By Coco Mault
The Guthrie is an impressive piece of architecture, with its curvaceous blue facade featuring larger than life portraits of playwrights, and an Endless Bridge, which, according to the Guthrie’s website, is one of the longest occupied cantilevered bridges in the world. There are equally impressive goings-on inside the building. Besides the actual shows, there is much to be said for the sets, props, and costume designs that must be created production after production. Even more so, there is something to be asked: where does it all come from?
There are countless rooms backstage at the Guthrie; offices, workshops, prop rooms, and rehearsal spaces occupied by employees. As a result, there is a well-rehearsed hustle and bustle that continues on behind the scenes even when the stages themselves are empty.
It’s been half a decade since the theater opened at its luxurious locale along the Mississippi river. Before that it had been connected the Walker Art Center. Architect Jean Nouvel had his eye on the sky when he conceived of the Guthrie theater’s new design, evidenced by the vertical signage that juts high up from the rooftop. But the new building began underground with the Guthrie’s recording studio.
“The recording studio was built first, and the rest was built up around it,” said Lee Henderson, the Guthrie’s associate director of communications.
The reason being that this would help the room be absolutely soundproof. This is where they record various voice-overs that may be required for shows, including those “please turn off your cell phone” messages that sound before the lights go down. This floor, like most of them, are labyrinthine.
“You really have to know where you’re going,” Henderson said.
At the intersection of some hallways are sitting areas or break rooms. Sometimes there will be people sitting on couches in these areas, but it’s hard not to wonder if they are not talking about an upcoming show, but instead trying to figure out how to get back up to the lobby.
“The lobby is sparse,” Henderson said.
The lobby serves only to house a gift shop and ticket counter.
“This was done on purpose. The architect wanted to get everyone up in the air.”
And so all of the theaters — the proscenium, thrust, and black box — are all above the lobby. As is the scene shop, which is often mistaken for a skyway. The scene shop, which is roughly 2,000 square feet, is on the fourth floor, over the street. The Guthrie actually owns the air space that this workshop occupies. A little bit of this area can be viewed from the common area on the fourth floor through a wall of blue glass. The comforts of the theater lobby are absent, and visitors can see bare cement floors, racks of hard hats, and various large props sitting in the vast warehouse space. Further inside, however, is where large scenery pieces are constructed and painted. Small set design models sit beside actual-size samples of flooring and other various decor. This is also where backdrops are painted. These large pieces are actually laid out on the floor and painted from above so that the paint does not drip. There is a kitchen on this floor as well; it’s sole purpose is for making prop food.
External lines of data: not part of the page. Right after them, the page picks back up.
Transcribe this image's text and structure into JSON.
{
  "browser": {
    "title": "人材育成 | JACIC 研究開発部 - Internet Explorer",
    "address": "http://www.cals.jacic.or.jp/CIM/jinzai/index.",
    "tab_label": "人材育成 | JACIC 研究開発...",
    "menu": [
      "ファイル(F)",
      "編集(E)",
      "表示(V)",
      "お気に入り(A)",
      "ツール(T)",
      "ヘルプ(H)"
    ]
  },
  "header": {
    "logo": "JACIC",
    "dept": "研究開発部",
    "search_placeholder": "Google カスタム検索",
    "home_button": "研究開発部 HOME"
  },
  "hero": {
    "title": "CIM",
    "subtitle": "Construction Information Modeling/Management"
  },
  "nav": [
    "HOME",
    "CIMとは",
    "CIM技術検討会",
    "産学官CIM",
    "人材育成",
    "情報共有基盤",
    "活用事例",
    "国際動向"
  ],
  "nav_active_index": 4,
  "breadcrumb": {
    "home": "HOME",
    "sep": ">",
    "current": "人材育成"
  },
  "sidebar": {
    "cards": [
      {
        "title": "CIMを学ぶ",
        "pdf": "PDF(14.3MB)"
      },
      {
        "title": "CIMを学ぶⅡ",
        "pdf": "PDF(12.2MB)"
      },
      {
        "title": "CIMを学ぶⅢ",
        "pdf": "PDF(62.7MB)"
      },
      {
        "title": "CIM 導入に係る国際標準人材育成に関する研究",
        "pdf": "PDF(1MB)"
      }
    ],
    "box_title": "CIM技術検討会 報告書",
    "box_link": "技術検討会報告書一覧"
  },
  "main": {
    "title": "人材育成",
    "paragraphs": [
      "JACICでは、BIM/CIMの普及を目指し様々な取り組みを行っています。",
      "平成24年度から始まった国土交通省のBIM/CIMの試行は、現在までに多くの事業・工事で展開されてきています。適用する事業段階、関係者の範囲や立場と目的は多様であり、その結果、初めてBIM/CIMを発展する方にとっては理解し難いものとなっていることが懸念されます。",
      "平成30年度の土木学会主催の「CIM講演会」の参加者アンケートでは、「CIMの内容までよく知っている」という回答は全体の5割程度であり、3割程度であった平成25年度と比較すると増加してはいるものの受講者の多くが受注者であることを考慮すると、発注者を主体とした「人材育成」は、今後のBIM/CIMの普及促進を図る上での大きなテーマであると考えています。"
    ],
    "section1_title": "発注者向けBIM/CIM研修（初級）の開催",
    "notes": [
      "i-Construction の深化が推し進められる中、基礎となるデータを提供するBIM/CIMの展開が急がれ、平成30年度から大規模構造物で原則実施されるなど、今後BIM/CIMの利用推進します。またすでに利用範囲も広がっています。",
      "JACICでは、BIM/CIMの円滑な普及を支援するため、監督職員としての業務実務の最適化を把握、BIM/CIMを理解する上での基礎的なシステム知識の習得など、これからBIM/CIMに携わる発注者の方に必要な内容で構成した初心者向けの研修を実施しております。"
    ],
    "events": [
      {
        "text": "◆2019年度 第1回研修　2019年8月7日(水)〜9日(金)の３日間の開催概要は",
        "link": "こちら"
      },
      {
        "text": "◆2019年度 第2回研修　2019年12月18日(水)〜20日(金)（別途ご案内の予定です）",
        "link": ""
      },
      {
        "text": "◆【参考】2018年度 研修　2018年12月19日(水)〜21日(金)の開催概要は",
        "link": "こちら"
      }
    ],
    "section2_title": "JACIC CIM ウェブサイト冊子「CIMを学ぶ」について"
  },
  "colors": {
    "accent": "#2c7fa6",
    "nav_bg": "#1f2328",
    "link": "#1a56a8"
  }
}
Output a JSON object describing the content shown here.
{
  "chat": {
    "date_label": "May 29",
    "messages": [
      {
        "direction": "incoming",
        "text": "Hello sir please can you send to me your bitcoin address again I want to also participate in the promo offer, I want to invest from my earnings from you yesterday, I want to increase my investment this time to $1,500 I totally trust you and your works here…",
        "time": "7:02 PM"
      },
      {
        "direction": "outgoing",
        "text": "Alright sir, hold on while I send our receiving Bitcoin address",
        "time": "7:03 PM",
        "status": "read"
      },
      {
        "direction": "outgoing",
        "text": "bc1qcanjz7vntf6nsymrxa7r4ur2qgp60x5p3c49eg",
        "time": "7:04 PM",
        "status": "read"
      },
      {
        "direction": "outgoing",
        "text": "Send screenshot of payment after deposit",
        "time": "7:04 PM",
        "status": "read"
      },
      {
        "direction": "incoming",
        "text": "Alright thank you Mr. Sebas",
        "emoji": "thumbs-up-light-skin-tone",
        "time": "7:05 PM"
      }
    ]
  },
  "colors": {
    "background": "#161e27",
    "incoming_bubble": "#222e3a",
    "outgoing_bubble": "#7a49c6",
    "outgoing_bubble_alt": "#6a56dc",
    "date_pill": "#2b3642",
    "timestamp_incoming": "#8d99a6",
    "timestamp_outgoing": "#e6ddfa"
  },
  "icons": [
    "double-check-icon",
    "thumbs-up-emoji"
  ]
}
The costume workroom is brightly lit and has a grand view of neighboring Gold Metal Park.
“This is the most beautiful office,” Henderson said.
Bright spools of thread fill shelves in precise color order, and body forms are covered in various states of dress. Just off the largest of the costume work rooms is a shop devoted wig-making, and another for dying and distressing fabric. Nearby is the millinery, where hundreds of wooden hat blocks line the walls, stacked high up to the ceiling. The Guthrie even has its own laundry room.
There is a hodge-podge of objects in the prop room, including a massive wooden file cabinet that takes up most of one wall from floor to ceiling. Each drawer contains visual aides, such as old catalogs, to use as reference material. This is to help make sure a show’s props look authentic to their historical era. Nearby, an opulent tea set is stacked on one surface, a prototype for a mechanical ghost on another.
“We could do a pretty scary haunted house,” said prop manager Patricia Olive, while standing next to a periscope painted as though a giant bloodshot eyeball were peering through it.
Henderson said this prop was probably from their recent production of HMS Pinafore, but more than likely didn’t make it into the show.
“I think this might have been a little too wild.”
Visit the Guthrie Theater website for more information on their backstage tours.